ValueWalk's Raul Panganiban interviews Kirk Du Plessis, Founder and CEO of Option Alpha, and discuss Option Alpha and his general approach to investing. Q1 2021 hedge fund letters, conferences and more The following is a computer generated transcript and may contain some errors. Interview with Option Alpha's Kirk Du Plessis
So, the decision facing a CTA when starting out is whether to:
- Avoid the regulators and cost of drafting a Disclosure Document, but only go after the $2million in investable assets and up QEP investors.
- Deal with the regulators and draft a Disclosure Document (and re-submit it annually), and go after any investor who can afford the minimum investment.
Now, what we were hearing at the Expo was that the general rule of thumb CTAs get from lawyers is to file the exemption to avoid the hassle of filing D-Docs with the NFA. Most new CTAs, it seems, are being coached to od the 4.7 Exempt ion. To which we say… get a new coach. If you’ve got a golden Rolodex filled with names of multi-millionaires, heads of banks, and Chief Investment Officers at pensions and endowments – sure, the 4.7 exemp tion can save you some hassle. But what if you’re trying to grow organically and need every set of eyeballs you can get on your program. Is avoiding a few days of hassle with the regulators each year worth eliminating a big portion of the investing public?
We say no… but haven’t ever really looked at the statistics to see just how many potential investors 4.7 exempt CTAs are ignoring by saving some hassle. Now, this gets a little difficult, as there are a lot of definitions for both that include insurance companies, pool operators, and foreign individuals (all of whom are QEPs regardless of net worth or income… in a blatant example of the US regulators saying ‘you’re not our problem’). But if we assume all the non-human type of investors basically balance each other out, and represent just a small portion of the overall numbers – then we’re down to looking at how many investors fall in each net worth bucket.
For sake of argument, let’s assume that accredited investors have $1 million in net worth, and QEPs have $2 mm and up in net worth, remembering that all QEPs are also accredited. If you meet the higher standard, you automatically meet the lower standard; and do some quick back of the napkin math to see that there are:
Over $2 million net worth, QEPs = 1.8 million households
Accredited = 8.5 million households
Non Accredited, with investment accounts = 20 million house holds
(Disclaimer: Past performance is not necessarily indicative of future results)
Chart Courtesy: CNN

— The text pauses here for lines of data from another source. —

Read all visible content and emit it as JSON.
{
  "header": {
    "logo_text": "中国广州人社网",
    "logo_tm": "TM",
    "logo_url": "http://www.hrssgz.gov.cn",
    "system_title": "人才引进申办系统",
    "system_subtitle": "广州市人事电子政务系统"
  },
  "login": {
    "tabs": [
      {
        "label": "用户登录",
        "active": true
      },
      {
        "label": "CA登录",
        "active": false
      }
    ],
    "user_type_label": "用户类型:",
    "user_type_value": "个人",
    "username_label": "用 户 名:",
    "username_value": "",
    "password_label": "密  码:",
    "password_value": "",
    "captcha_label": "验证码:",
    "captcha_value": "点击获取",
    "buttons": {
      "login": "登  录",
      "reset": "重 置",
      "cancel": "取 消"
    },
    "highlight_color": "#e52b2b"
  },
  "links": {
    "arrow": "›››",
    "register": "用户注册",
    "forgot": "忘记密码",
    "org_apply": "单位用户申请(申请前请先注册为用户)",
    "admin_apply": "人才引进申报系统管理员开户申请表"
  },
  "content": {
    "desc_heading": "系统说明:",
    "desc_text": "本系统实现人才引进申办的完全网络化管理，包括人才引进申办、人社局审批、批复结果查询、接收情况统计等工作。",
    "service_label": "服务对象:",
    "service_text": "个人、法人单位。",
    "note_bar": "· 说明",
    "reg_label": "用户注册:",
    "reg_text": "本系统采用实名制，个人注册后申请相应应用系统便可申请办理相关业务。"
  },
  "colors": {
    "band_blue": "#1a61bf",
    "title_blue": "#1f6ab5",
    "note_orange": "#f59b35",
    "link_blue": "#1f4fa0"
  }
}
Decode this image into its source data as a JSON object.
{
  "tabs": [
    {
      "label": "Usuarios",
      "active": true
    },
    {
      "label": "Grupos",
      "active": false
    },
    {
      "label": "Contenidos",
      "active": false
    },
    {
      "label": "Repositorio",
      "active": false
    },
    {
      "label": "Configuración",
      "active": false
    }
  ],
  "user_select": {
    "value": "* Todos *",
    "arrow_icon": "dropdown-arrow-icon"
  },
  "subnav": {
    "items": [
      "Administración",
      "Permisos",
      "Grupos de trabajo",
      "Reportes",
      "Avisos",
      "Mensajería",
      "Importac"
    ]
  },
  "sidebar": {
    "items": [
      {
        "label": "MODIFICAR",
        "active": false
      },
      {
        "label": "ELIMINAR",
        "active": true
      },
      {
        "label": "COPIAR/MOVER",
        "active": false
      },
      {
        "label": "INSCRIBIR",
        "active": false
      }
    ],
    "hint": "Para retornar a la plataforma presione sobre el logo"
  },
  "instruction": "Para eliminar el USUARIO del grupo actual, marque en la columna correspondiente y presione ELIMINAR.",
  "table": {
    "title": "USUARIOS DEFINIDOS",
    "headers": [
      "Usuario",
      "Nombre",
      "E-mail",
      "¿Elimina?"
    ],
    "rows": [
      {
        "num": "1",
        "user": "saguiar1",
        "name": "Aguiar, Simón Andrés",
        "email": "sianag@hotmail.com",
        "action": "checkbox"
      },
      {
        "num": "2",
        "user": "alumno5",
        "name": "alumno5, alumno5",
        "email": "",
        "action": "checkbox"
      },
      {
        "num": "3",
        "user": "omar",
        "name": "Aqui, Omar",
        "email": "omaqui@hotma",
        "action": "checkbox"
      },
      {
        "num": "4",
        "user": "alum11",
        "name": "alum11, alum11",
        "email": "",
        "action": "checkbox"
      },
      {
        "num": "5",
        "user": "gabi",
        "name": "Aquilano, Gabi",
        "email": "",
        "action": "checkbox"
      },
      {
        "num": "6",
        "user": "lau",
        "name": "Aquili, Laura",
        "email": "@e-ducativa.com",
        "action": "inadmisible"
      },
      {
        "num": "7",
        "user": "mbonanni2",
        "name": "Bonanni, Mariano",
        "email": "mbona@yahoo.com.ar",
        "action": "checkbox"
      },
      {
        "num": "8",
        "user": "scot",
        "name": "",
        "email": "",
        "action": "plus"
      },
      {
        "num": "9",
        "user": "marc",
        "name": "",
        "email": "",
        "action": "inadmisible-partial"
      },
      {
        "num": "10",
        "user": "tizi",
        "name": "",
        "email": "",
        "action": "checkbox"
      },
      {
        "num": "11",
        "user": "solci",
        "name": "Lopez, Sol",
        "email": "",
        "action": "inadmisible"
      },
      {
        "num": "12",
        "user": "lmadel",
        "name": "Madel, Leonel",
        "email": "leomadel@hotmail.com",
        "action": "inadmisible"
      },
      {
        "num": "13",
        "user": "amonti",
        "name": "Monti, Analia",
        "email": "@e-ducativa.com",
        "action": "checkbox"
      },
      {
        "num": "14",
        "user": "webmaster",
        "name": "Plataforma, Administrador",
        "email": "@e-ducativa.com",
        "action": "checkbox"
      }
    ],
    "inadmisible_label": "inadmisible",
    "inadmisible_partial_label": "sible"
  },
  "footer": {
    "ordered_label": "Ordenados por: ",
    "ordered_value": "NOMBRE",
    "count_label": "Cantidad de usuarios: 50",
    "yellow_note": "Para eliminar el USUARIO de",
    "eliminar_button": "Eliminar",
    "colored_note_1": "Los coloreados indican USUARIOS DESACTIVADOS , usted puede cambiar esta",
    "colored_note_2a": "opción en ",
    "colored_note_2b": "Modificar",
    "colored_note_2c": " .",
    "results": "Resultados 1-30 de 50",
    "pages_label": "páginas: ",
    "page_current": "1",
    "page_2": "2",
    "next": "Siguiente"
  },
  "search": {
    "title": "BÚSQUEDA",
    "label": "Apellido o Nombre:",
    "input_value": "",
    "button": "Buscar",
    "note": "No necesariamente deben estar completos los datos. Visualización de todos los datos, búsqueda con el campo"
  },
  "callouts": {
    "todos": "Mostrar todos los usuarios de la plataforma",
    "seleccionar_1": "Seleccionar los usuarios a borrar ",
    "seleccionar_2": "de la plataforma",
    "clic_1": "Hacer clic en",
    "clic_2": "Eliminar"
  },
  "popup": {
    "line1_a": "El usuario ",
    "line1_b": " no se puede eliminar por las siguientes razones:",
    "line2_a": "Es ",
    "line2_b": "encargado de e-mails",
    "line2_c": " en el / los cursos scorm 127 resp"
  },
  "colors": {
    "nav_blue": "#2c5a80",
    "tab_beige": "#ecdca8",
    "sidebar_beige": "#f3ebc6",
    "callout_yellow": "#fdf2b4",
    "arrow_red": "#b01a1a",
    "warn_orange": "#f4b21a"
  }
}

(Note = We know the data is from 2007. It’s the most recent data we could find)
Now, this ignores a big part of the puzzle, which is how much money each of those buckets has. It’s well documented that the top 1% command more than 48% of the world’s wealth. But ignoring for a fact that there might be 4, or 40, times more money concentrated at the top, there’s still about 4 times more investors with more than $1 million than there are with over $2 million, meaning, for us – to ditch that 4.7 and go ahead and file that D-Doc.
QEPs = Wealth in America — (CNN)
Accredited = How Many Accredited Households Exist in the US — (InvestGeorgia)
Non-Accredited with Investment Accounts = (Census)
For more on the 4.7 exempt ion and others at NFA, see here: